▶ TASK OBJECTIVE
Find the lines of the material below that include the string "cancel", then copy each one.

******

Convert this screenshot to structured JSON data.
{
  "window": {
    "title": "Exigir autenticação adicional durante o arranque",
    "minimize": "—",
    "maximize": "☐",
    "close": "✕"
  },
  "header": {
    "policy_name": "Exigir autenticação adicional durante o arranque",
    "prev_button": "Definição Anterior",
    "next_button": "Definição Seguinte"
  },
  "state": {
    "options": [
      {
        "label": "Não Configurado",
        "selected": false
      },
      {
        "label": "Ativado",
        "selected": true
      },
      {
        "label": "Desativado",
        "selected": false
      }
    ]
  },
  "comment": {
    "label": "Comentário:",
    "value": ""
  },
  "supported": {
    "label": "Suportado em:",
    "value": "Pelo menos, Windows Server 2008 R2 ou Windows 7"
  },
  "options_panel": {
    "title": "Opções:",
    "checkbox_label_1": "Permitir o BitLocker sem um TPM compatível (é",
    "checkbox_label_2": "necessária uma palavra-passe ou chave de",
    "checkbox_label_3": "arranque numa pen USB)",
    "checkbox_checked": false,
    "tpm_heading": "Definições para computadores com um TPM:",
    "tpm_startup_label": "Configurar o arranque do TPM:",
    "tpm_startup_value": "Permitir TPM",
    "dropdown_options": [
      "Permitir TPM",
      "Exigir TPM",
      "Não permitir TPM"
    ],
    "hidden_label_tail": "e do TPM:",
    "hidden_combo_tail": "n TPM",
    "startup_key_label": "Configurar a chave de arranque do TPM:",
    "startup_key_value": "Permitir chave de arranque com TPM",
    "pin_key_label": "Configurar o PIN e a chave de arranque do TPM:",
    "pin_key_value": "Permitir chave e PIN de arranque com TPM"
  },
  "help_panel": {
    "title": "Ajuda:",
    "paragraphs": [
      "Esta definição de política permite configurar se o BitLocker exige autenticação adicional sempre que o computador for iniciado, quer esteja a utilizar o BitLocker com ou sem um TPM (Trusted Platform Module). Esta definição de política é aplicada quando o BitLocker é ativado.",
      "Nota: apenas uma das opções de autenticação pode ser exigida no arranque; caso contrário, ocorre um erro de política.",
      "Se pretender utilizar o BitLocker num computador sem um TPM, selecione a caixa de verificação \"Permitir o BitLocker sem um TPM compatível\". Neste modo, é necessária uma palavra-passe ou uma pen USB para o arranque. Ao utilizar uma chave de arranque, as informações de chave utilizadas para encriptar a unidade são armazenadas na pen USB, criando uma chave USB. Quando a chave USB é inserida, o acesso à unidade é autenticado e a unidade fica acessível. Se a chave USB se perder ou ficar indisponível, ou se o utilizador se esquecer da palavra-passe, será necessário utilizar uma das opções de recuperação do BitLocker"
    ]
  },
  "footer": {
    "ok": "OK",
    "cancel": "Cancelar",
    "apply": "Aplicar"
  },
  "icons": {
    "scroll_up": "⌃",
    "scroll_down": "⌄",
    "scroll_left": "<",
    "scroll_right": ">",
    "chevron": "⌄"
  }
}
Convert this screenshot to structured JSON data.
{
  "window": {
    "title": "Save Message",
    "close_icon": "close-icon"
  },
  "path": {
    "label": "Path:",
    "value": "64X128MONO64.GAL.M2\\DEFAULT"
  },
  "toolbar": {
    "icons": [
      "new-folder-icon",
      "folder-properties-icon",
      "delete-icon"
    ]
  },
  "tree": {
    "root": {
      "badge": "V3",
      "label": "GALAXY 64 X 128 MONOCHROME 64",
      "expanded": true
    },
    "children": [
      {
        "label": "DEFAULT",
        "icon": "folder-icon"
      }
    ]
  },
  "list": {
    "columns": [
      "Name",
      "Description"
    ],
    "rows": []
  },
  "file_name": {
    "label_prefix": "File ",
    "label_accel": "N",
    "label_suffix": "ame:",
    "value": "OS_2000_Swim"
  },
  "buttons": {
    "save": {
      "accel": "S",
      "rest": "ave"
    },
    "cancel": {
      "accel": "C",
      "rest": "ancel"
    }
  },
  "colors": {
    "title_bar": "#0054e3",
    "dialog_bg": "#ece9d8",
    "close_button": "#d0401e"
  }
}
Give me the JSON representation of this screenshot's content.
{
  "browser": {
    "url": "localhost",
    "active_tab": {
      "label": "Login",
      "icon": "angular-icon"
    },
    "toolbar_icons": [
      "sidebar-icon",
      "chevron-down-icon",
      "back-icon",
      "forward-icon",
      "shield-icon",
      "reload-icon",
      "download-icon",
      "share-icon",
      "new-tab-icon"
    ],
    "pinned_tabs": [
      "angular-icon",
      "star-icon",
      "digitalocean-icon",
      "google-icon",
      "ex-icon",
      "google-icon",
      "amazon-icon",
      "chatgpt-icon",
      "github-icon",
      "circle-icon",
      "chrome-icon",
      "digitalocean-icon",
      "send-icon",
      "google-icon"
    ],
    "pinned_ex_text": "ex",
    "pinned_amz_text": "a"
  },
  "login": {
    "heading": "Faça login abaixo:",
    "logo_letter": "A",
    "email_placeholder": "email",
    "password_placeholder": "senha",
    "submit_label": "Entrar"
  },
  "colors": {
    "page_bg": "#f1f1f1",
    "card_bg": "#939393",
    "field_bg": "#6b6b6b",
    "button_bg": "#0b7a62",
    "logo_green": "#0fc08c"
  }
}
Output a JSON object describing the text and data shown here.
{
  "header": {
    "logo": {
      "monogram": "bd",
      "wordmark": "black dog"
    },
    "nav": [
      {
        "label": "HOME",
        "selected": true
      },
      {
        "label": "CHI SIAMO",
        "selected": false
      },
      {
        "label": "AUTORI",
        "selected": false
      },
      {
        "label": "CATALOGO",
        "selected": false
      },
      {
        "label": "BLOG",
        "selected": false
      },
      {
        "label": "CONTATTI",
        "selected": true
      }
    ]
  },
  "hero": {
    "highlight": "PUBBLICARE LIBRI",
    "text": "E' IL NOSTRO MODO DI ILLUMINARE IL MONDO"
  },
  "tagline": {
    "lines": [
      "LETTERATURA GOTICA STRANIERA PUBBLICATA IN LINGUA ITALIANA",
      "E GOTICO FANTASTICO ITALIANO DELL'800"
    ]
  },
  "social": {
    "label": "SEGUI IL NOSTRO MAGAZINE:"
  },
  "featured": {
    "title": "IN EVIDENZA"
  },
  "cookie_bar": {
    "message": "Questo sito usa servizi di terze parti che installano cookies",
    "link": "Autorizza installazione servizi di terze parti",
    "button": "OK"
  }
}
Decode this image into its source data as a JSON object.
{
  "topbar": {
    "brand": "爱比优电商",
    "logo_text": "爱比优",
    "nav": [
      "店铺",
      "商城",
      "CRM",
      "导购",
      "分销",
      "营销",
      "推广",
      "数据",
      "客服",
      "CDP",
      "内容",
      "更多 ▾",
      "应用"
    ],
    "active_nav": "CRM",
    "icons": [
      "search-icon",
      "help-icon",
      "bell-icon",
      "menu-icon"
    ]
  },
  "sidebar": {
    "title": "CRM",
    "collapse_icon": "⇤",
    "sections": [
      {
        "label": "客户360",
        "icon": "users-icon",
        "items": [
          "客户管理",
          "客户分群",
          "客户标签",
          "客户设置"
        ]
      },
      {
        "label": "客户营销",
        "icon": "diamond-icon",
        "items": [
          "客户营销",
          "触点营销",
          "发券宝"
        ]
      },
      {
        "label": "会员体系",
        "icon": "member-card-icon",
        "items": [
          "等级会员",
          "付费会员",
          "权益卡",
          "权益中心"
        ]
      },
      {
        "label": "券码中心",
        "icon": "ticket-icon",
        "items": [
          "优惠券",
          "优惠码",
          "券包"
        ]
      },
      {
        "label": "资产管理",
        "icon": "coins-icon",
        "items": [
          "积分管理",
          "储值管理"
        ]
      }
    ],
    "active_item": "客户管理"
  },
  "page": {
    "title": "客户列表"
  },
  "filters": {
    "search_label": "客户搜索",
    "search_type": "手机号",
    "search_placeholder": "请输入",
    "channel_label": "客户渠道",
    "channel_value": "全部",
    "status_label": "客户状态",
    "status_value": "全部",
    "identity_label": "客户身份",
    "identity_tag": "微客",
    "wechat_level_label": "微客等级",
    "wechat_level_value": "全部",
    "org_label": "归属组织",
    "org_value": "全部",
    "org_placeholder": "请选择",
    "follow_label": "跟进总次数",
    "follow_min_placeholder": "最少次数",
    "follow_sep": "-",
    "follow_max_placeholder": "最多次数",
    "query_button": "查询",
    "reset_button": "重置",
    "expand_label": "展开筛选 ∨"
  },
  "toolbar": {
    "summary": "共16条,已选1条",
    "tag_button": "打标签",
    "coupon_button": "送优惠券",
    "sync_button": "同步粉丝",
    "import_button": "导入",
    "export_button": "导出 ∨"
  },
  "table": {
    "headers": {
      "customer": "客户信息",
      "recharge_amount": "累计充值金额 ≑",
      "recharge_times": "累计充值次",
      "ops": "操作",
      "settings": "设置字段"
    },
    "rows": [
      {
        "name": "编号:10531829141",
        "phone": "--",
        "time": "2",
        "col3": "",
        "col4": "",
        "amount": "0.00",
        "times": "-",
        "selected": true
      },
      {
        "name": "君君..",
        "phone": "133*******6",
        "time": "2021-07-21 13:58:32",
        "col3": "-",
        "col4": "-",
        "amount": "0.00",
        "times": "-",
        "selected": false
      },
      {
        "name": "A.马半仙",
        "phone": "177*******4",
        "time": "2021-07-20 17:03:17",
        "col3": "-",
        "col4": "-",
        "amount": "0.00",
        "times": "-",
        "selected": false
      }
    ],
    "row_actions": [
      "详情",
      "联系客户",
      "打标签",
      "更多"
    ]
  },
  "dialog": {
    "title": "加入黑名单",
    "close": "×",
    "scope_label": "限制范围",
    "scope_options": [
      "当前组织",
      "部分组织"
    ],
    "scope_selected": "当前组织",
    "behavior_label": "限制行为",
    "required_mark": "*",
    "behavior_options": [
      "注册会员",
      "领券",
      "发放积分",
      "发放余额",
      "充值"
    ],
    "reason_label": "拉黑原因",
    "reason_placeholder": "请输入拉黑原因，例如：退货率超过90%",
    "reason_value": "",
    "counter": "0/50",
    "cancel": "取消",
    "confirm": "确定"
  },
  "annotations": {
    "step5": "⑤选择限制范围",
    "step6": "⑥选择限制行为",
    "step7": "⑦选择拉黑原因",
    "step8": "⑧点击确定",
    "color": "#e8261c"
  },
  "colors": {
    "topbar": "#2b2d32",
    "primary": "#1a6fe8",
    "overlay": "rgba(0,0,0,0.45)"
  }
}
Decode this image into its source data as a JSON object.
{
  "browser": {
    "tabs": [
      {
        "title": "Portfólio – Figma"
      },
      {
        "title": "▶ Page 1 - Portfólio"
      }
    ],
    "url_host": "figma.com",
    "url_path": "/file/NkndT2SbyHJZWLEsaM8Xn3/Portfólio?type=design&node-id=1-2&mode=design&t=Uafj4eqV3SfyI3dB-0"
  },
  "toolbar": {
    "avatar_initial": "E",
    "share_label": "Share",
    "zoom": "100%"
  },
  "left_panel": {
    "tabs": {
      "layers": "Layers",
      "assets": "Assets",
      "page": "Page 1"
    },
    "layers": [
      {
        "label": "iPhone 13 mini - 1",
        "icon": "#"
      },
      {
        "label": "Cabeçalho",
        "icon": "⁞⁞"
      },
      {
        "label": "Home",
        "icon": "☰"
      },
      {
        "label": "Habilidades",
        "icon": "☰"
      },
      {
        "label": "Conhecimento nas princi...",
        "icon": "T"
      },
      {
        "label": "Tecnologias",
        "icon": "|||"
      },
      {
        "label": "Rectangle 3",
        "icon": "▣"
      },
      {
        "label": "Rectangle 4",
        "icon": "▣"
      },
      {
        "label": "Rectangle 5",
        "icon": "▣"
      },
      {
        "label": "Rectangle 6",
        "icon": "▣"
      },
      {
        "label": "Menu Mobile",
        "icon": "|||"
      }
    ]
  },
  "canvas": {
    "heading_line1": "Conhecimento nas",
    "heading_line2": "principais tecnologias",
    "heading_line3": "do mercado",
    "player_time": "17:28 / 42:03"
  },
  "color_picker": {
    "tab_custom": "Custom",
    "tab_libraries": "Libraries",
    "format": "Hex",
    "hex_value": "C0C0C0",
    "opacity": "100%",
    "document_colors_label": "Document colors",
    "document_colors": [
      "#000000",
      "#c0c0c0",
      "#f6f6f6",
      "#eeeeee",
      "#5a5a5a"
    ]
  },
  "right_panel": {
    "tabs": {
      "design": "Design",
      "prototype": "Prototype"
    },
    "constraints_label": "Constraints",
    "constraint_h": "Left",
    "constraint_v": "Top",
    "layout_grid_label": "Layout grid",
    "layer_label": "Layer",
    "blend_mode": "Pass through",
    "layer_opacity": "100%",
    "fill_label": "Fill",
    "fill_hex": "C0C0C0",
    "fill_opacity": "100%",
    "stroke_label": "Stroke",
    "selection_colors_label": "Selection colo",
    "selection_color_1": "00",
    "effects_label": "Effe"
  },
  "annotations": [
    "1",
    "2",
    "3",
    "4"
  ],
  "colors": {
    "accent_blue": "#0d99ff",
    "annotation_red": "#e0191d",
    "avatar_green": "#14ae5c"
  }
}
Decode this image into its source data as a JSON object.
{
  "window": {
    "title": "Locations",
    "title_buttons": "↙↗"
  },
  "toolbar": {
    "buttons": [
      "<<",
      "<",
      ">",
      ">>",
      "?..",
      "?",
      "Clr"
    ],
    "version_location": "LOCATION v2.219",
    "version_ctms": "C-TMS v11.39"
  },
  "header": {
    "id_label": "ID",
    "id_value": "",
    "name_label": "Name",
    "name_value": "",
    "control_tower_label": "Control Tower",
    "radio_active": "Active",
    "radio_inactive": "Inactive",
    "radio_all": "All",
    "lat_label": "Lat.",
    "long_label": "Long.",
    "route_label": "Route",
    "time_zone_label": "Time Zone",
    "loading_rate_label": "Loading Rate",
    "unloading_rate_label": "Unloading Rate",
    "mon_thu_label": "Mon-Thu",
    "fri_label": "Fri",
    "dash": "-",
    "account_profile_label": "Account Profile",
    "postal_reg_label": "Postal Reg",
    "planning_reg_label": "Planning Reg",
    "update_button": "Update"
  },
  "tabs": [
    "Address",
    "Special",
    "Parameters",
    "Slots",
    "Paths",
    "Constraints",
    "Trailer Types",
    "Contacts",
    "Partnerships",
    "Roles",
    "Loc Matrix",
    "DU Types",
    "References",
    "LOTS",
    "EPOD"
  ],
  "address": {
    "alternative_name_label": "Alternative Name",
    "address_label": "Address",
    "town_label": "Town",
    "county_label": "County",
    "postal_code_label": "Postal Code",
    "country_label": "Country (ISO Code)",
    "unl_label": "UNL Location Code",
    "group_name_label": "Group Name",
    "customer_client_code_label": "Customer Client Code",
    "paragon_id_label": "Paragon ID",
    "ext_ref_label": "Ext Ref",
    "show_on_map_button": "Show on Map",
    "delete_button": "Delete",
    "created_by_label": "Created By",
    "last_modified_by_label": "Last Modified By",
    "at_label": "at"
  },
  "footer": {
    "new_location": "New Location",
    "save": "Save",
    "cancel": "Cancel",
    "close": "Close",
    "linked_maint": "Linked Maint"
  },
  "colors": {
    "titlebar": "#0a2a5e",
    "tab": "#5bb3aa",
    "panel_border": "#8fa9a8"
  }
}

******

▶ ANSWER FOR THIS EXERCISE
    "cancel": "Cancelar",
    "cancel": {
    "cancel": "取消",
    "cancel": "Cancel",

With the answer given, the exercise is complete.